MATERIAL PROVIDED: Begin

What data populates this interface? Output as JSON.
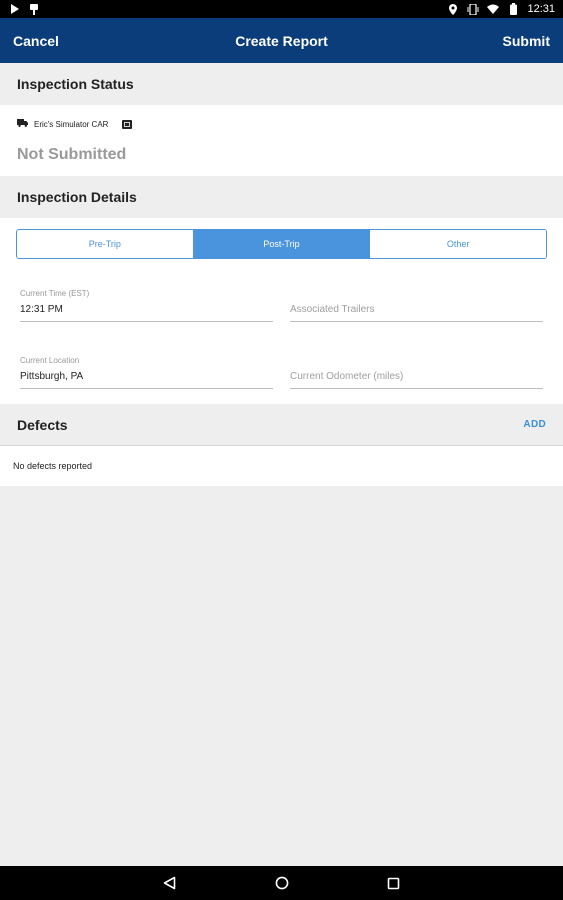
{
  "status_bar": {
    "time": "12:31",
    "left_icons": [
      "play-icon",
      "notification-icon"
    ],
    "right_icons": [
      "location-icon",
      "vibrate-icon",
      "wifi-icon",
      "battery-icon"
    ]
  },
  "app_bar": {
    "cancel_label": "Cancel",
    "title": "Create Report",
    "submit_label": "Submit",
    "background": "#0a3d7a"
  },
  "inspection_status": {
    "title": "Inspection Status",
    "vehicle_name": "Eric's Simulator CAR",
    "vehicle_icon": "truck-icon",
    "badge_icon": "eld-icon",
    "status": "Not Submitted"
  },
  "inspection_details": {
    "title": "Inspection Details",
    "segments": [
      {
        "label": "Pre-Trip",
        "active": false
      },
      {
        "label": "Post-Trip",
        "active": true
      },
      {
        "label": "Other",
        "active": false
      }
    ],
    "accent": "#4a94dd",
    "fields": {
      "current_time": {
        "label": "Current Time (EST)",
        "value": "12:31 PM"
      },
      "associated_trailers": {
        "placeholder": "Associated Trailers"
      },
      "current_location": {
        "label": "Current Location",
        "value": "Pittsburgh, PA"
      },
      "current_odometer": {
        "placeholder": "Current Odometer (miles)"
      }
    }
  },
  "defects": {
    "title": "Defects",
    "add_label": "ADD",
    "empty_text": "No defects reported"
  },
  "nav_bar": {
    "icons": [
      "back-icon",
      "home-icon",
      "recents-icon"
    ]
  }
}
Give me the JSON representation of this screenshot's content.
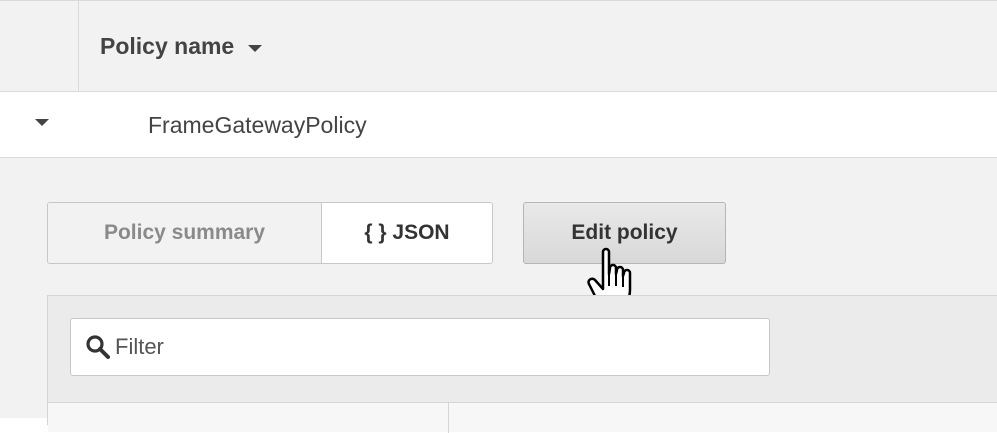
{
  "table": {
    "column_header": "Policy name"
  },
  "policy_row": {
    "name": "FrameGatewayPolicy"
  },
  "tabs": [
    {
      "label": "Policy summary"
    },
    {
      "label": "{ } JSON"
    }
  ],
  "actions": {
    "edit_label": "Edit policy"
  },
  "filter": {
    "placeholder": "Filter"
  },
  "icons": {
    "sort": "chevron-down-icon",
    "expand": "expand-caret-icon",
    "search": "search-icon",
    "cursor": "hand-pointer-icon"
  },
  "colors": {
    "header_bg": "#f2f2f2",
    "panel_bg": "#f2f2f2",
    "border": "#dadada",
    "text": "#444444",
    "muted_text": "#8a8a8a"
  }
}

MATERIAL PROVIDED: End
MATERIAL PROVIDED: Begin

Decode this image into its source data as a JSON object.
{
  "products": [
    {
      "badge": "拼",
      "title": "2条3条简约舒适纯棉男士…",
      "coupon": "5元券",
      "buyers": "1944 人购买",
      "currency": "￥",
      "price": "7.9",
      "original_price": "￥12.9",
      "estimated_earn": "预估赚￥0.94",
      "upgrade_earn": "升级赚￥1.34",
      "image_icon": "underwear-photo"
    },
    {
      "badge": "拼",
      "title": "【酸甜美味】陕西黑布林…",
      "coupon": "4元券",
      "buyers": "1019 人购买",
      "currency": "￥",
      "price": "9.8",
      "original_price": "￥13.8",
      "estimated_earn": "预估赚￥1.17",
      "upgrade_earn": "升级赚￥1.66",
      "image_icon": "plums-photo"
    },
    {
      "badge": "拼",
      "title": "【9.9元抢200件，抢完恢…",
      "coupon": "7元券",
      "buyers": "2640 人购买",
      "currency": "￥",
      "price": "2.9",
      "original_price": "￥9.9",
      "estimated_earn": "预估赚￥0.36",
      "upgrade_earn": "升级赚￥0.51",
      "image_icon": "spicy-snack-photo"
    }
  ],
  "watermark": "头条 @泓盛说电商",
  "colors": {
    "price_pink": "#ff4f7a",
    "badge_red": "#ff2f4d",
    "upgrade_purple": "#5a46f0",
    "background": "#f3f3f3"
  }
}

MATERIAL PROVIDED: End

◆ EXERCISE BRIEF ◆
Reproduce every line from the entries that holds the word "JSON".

◆ OUTPUT ◆
What data populates this interface? Output as JSON.
Give me the JSON representation of this screenshot's content.
      "label": "{ } JSON"
Decode this image into its source data as a JSON object.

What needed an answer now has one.